The ones who did find Daisy, described by everyone as being adorable, were actually given a $200 reward because they got so scratched by brush rescuing her.

Joan Heezen of North Hudson said that a few days before, she saw a big sign asking for help in Glen Oaks Park, about two blocks from the dog’s home on Fourth Street, and decided to do whatever she could.

“The sign was hanging on a big tree, and about the time I saw it, the family pulled up (in a car) and started talking to me,” Heezen said.

“I put flyers up everywhere, at least 75 of them,” Shelly Johnstone said.

The sites included the North Hudson Police Department, and its officers were very helpful and even kept an eye out for Daisy as they patrolled. The family didn’t know it right away, but a friend even put an advertisement in local newspapers on their behalf.

The people who found Daisy saw her running in and out of the occasionally heavy traffic on Wisconsin Highway 35/64 — she was having difficulty choosing a lane — and quickly parked their vehicle to try to help, he said.

Two of them ended up chasing the scared dog for about 20 minutes through a mile of thick woods. One gave up halfway through the quest, and the other obtained small cuts across his stomach from the brush, Shelly Johnstone said. “They thought about keeping her, but they live in an apartment, so that wasn’t something they could do,” she added.

The Houlton family hadn’t seen the flyers and found the Johnstone’s address with the help of the St. Croix County Sheriff’s Department, which had become accustomed to the signs spread for blocks around Daisy’s neighborhood, Shelly Johnstone said.

“This is a miracle,” she added. “I can’t thank them enough. After two weeks, I had pretty much given up on the idea of ever seeing her again.”

But as of the next day, Daisy the dog was no longer on the lam.

Just north of the dog’s renewed home are woods, and after that it traipsed through large wooded lots and a few farm fields — some of them areas well populated with coyotes, occasionally bears and other potentially dangerous creatures. Considering the limited ability of a dog that small to hunt, volunteer searchers marveled at how it could go so long without much food — or more importantly water.

The dog did accumulate a large number of ticks — those who found her removed 30 right away — and there were many tick ites on her head and shoulders. Daisy is in the process of taking a month’s worth of antibiotics to ward off five possible diseases that ticks can transmit.

A North Hudson veteranarian, Dr. Eric Hawksford, did X-rays and blood work and found that Daisy did contract one of those, for which she is still being treated, as well as having anemia.
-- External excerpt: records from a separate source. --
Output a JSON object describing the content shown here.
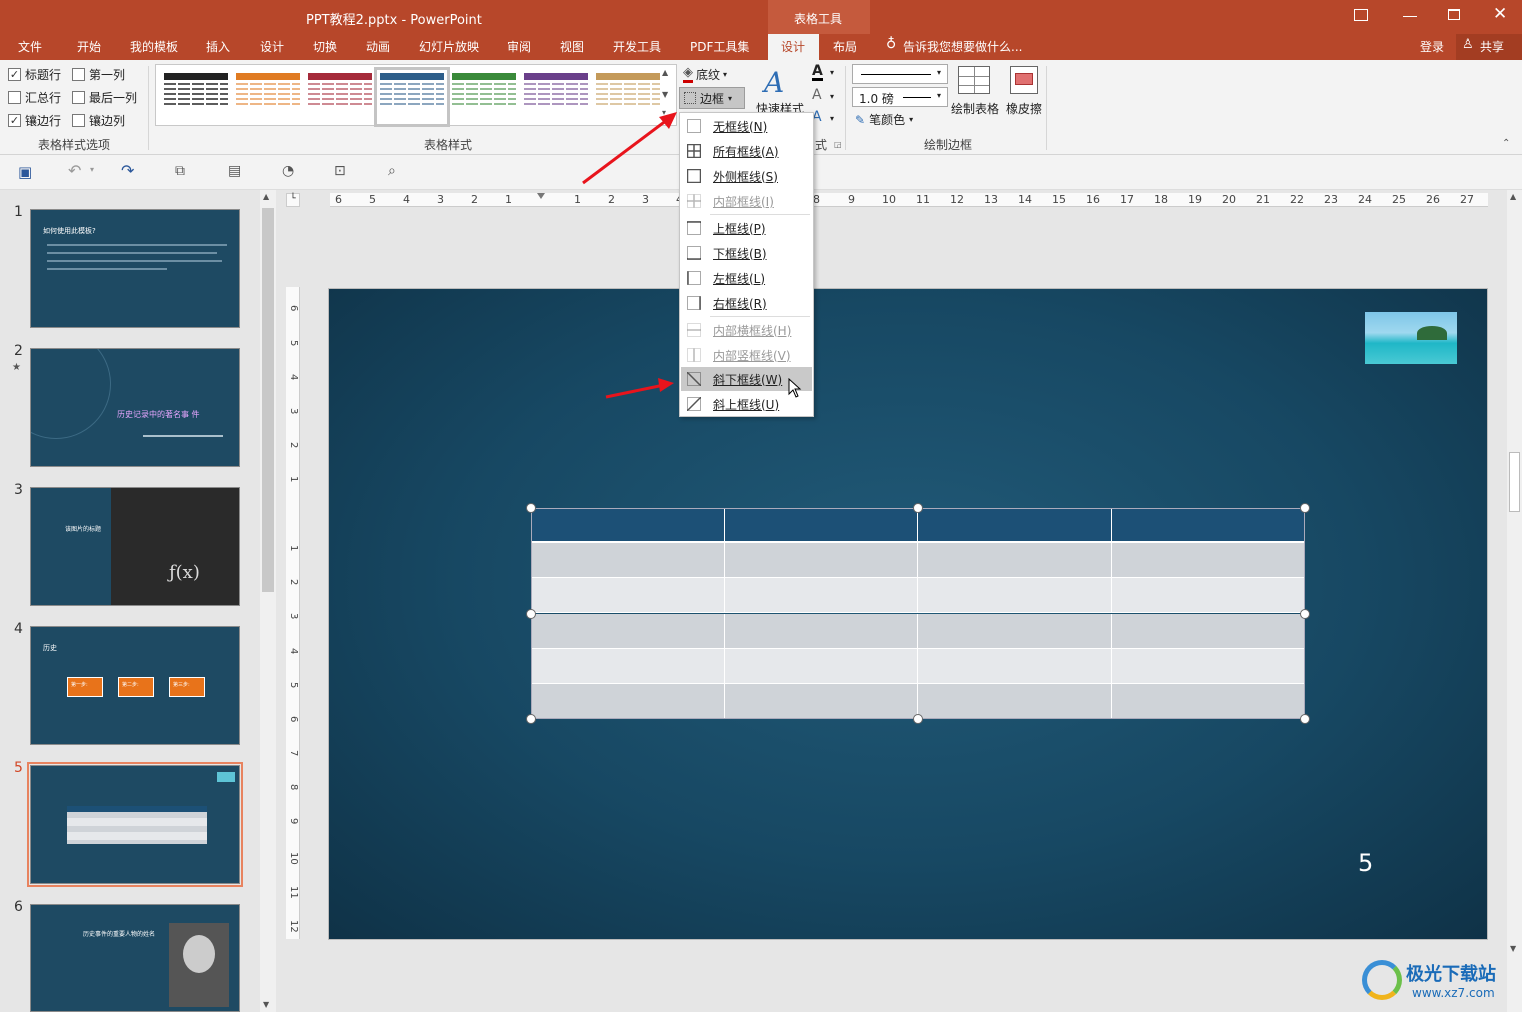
{
  "titlebar": {
    "title": "PPT教程2.pptx - PowerPoint",
    "context_tab": "表格工具",
    "buttons": [
      "restore-ribbon",
      "minimize",
      "maximize",
      "close"
    ]
  },
  "tabs": {
    "items": [
      "文件",
      "开始",
      "我的模板",
      "插入",
      "设计",
      "切换",
      "动画",
      "幻灯片放映",
      "审阅",
      "视图",
      "开发工具",
      "PDF工具集",
      "设计",
      "布局"
    ],
    "active": "设计",
    "tell_me": "告诉我您想要做什么...",
    "login": "登录",
    "share": "共享"
  },
  "ribbon": {
    "options": {
      "header_row": "标题行",
      "first_column": "第一列",
      "total_row": "汇总行",
      "last_column": "最后一列",
      "banded_rows": "镶边行",
      "banded_columns": "镶边列",
      "label": "表格样式选项",
      "checked": {
        "header_row": true,
        "first_column": false,
        "total_row": false,
        "last_column": false,
        "banded_rows": true,
        "banded_columns": false
      }
    },
    "styles": {
      "label": "表格样式",
      "colors": [
        "#222222",
        "#e07b22",
        "#a52a3a",
        "#2e5e8a",
        "#3a8a3a",
        "#6a3f8a",
        "#c49a5a"
      ],
      "selected_index": 3
    },
    "shading": "底纹",
    "border": "边框",
    "quick_styles": "快速样式",
    "wordart_label_fragment": "式",
    "draw": {
      "weight": "1.0 磅",
      "pen_color": "笔颜色",
      "draw_table": "绘制表格",
      "eraser": "橡皮擦",
      "label": "绘制边框"
    }
  },
  "border_menu": {
    "items": [
      {
        "label": "无框线(N)",
        "icon": "no-border",
        "disabled": false
      },
      {
        "label": "所有框线(A)",
        "icon": "all-borders",
        "disabled": false
      },
      {
        "label": "外侧框线(S)",
        "icon": "outside-borders",
        "disabled": false
      },
      {
        "label": "内部框线(I)",
        "icon": "inside-borders",
        "disabled": true
      },
      {
        "label": "上框线(P)",
        "icon": "top-border",
        "disabled": false
      },
      {
        "label": "下框线(B)",
        "icon": "bottom-border",
        "disabled": false
      },
      {
        "label": "左框线(L)",
        "icon": "left-border",
        "disabled": false
      },
      {
        "label": "右框线(R)",
        "icon": "right-border",
        "disabled": false
      },
      {
        "label": "内部横框线(H)",
        "icon": "inside-horizontal",
        "disabled": true
      },
      {
        "label": "内部竖框线(V)",
        "icon": "inside-vertical",
        "disabled": true
      },
      {
        "label": "斜下框线(W)",
        "icon": "diagonal-down",
        "disabled": false,
        "highlighted": true
      },
      {
        "label": "斜上框线(U)",
        "icon": "diagonal-up",
        "disabled": false
      }
    ]
  },
  "slides": {
    "active": 5,
    "thumbs": [
      {
        "num": "1",
        "title": "如何使用此模板?"
      },
      {
        "num": "2",
        "title": "历史记录中的著名事 件"
      },
      {
        "num": "3",
        "title": "该图片的标题"
      },
      {
        "num": "4",
        "title": "历史",
        "steps": [
          "第一步:",
          "第二步:",
          "第三步:"
        ]
      },
      {
        "num": "5"
      },
      {
        "num": "6",
        "title": "历史事件的重要人物的姓名"
      }
    ]
  },
  "ruler": {
    "h_ticks": [
      "6",
      "5",
      "4",
      "3",
      "2",
      "1",
      "1",
      "2",
      "3",
      "4",
      "8",
      "9",
      "10",
      "11",
      "12",
      "13",
      "14",
      "15",
      "16",
      "17",
      "18",
      "19",
      "20",
      "21",
      "22",
      "23",
      "24",
      "25",
      "26",
      "27"
    ],
    "v_ticks": [
      "6",
      "5",
      "4",
      "3",
      "2",
      "1",
      "1",
      "2",
      "3",
      "4",
      "5",
      "6",
      "7",
      "8",
      "9",
      "10",
      "11",
      "12"
    ]
  },
  "slide": {
    "page_number": "5",
    "table": {
      "rows": 6,
      "cols": 4,
      "header_color": "#1c5076",
      "band_dark": "#cfd3d8",
      "band_light": "#e6e8eb"
    }
  },
  "watermark": {
    "brand": "极光下载站",
    "url": "www.xz7.com"
  }
}
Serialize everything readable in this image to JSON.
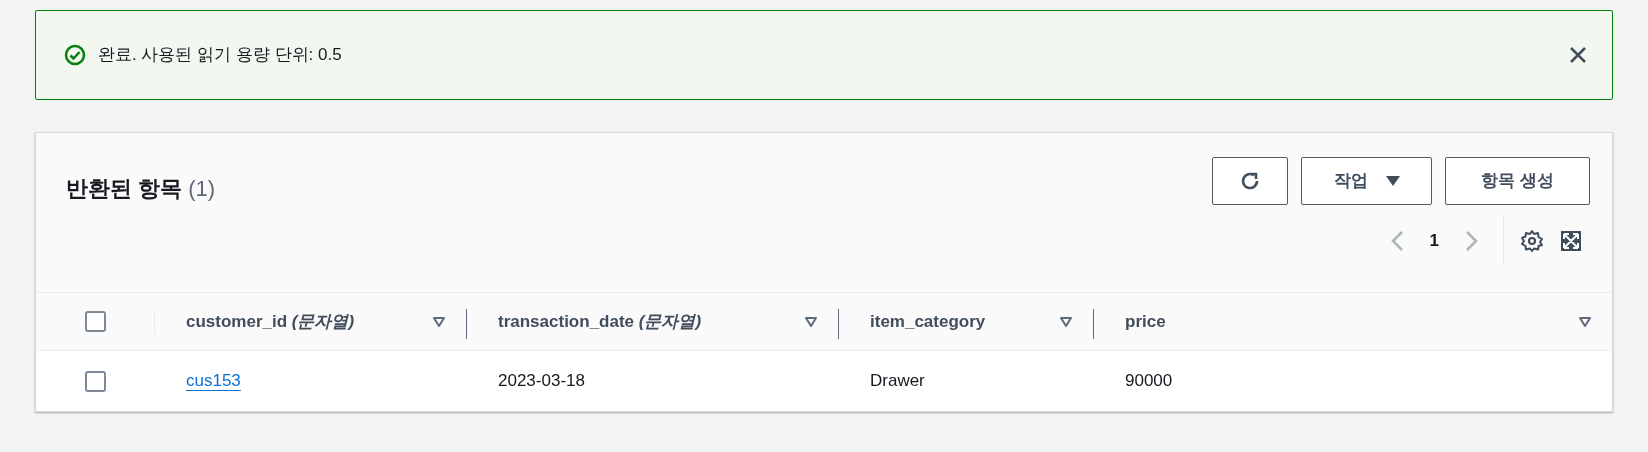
{
  "alert": {
    "kind": "success",
    "message": "완료. 사용된 읽기 용량 단위: 0.5"
  },
  "panel": {
    "title": "반환된 항목",
    "count": "(1)",
    "buttons": [
      {
        "kind": "refresh"
      },
      {
        "kind": "dropdown",
        "label": "작업"
      },
      {
        "kind": "plain",
        "label": "항목 생성"
      }
    ],
    "pagination": {
      "page": "1",
      "prev_disabled": true,
      "next_disabled": true
    }
  },
  "table": {
    "select_all_checked": false,
    "columns": [
      {
        "label": "customer_id *(문자열)*"
      },
      {
        "label": "transaction_date *(문자열)*"
      },
      {
        "label": "item_category"
      },
      {
        "label": "price"
      }
    ],
    "rows": [
      {
        "checked": false,
        "cells": [
          {
            "text": "cus153",
            "kind": "link"
          },
          {
            "text": "2023-03-18",
            "kind": "text"
          },
          {
            "text": "Drawer",
            "kind": "text"
          },
          {
            "text": "90000",
            "kind": "text"
          }
        ]
      }
    ]
  }
}
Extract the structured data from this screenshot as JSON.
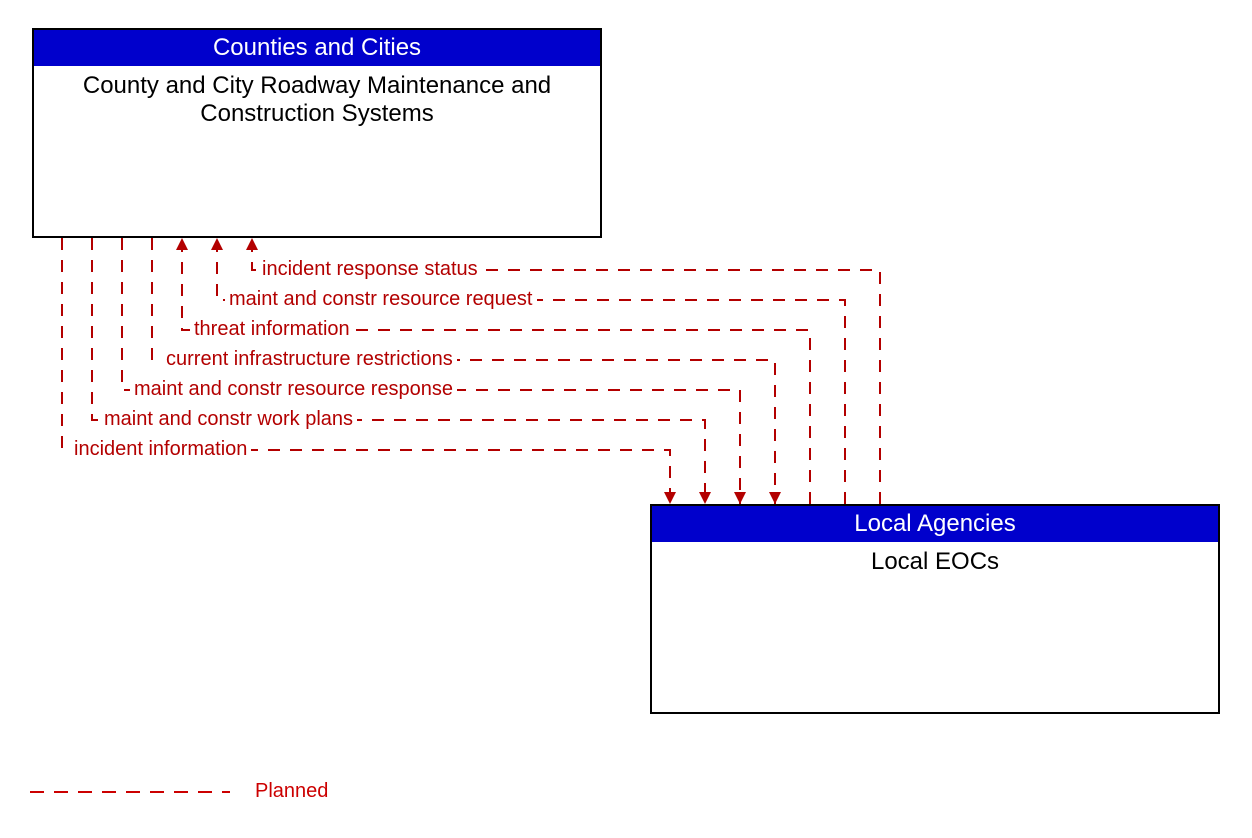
{
  "entities": {
    "top": {
      "header": "Counties and Cities",
      "body": "County and City Roadway Maintenance and Construction Systems"
    },
    "bottom": {
      "header": "Local Agencies",
      "body": "Local EOCs"
    }
  },
  "flows": {
    "f1": "incident response status",
    "f2": "maint and constr resource request",
    "f3": "threat information",
    "f4": "current infrastructure restrictions",
    "f5": "maint and constr resource response",
    "f6": "maint and constr work plans",
    "f7": "incident information"
  },
  "legend": {
    "planned": "Planned"
  },
  "colors": {
    "header_bg": "#0000cc",
    "flow": "#b30000"
  }
}
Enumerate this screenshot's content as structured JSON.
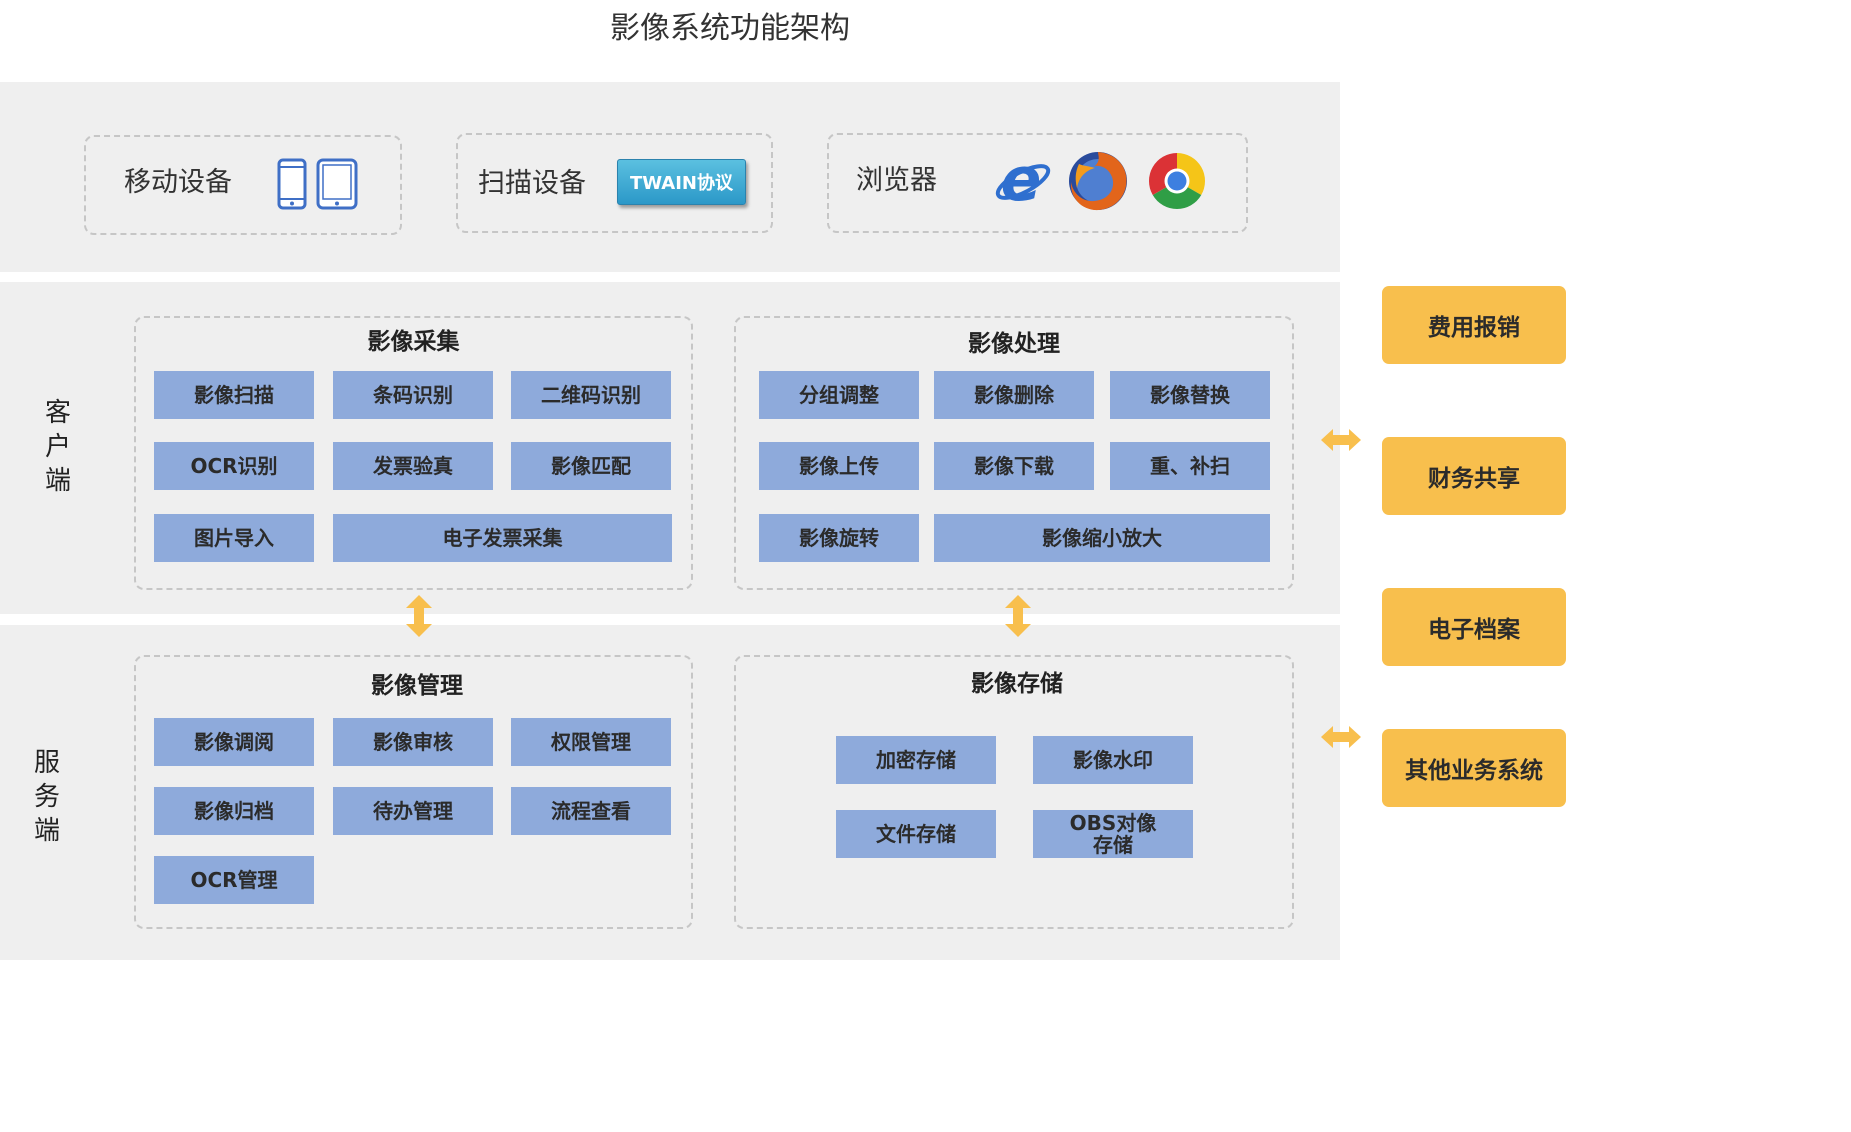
{
  "title": "影像系统功能架构",
  "devices": {
    "mobile_label": "移动设备",
    "scanner_label": "扫描设备",
    "twain_label": "TWAIN协议",
    "browser_label": "浏览器"
  },
  "client_label": [
    "客",
    "户",
    "端"
  ],
  "server_label": [
    "服",
    "务",
    "端"
  ],
  "panels": {
    "capture": {
      "title": "影像采集",
      "items": [
        "影像扫描",
        "条码识别",
        "二维码识别",
        "OCR识别",
        "发票验真",
        "影像匹配",
        "图片导入",
        "电子发票采集"
      ]
    },
    "processing": {
      "title": "影像处理",
      "items": [
        "分组调整",
        "影像删除",
        "影像替换",
        "影像上传",
        "影像下载",
        "重、补扫",
        "影像旋转",
        "影像缩小放大"
      ]
    },
    "management": {
      "title": "影像管理",
      "items": [
        "影像调阅",
        "影像审核",
        "权限管理",
        "影像归档",
        "待办管理",
        "流程查看",
        "OCR管理"
      ]
    },
    "storage": {
      "title": "影像存储",
      "items": [
        "加密存储",
        "影像水印",
        "文件存储",
        "OBS对像\n存储"
      ]
    }
  },
  "business_systems": [
    "费用报销",
    "财务共享",
    "电子档案",
    "其他业务系统"
  ],
  "colors": {
    "band_background": "#efefef",
    "tile_fill": "#8eaadb",
    "business_fill": "#f8bf4d",
    "arrow_fill": "#f8bf4d",
    "twain_fill": "#35a7d4"
  },
  "icons": [
    "phone-icon",
    "tablet-icon",
    "ie-icon",
    "firefox-icon",
    "chrome-icon",
    "double-arrow-icon"
  ]
}
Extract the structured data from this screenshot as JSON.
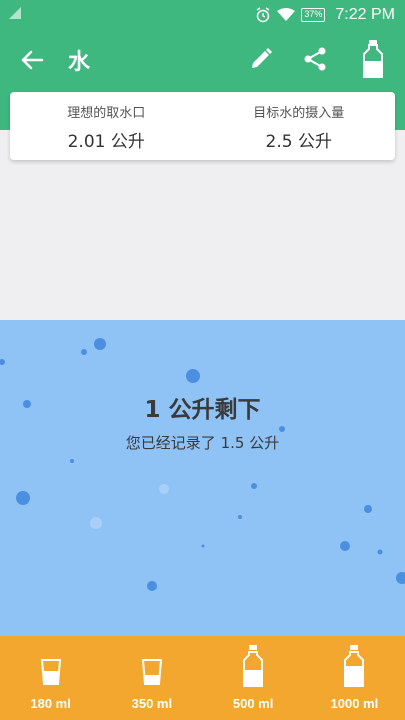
{
  "status_bar": {
    "battery": "37%",
    "time": "7:22 PM"
  },
  "toolbar": {
    "title": "水"
  },
  "summary": {
    "ideal_label": "理想的取水口",
    "ideal_value": "2.01 公升",
    "target_label": "目标水的摄入量",
    "target_value": "2.5 公升"
  },
  "progress": {
    "remaining": "1 公升剩下",
    "recorded": "您已经记录了 1.5 公升",
    "fraction_consumed": 0.6
  },
  "drinks": [
    {
      "label": "180 ml",
      "icon": "glass-small-icon"
    },
    {
      "label": "350 ml",
      "icon": "glass-large-icon"
    },
    {
      "label": "500 ml",
      "icon": "bottle-small-icon"
    },
    {
      "label": "1000 ml",
      "icon": "bottle-large-icon"
    }
  ],
  "colors": {
    "primary": "#3fb87f",
    "water": "#90c3f5",
    "bubble": "#4a8fe0",
    "accent": "#f4a72e"
  }
}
Daisy was taken to the Hudson Pet Hospital by her owners and on a first visit seemed to be quite well, but three days later was having trouble breathing and fatigue, Hawksford said. Since then she’s improved and is expected to make a full recovery.

“Daisy is doing pretty doggone good considering what happened to her,” Hawksford said.

“She’s gained a lot of weight and is doing well. She was so skinny,” Shelly Johnstone said, adding that Daisy is still on steroid medications and should be able to go off of them later in the month.

“Hopefully, fingers crossed,” she said.

Then in turn, Daisy will drop some of that added weight and get back to normal, Shelly Johnstone added.

Now back home, Daisy’s life is still prone to occasional drama. She and another female Chihuahua are living upstairs, to avoid encounters with a larger male dog being kept mostly tethered on the front porch, she said. The white dog with black spots belongs to some relatives who are temporarily staying with the Johnstones.

“They are big dogs trapped in little dogs’ bodies,” Edwin Johnstone said of Daisy and her more dominant twin, Dixie, who alternately bark up a storm, then scurry under the couch when company arrives.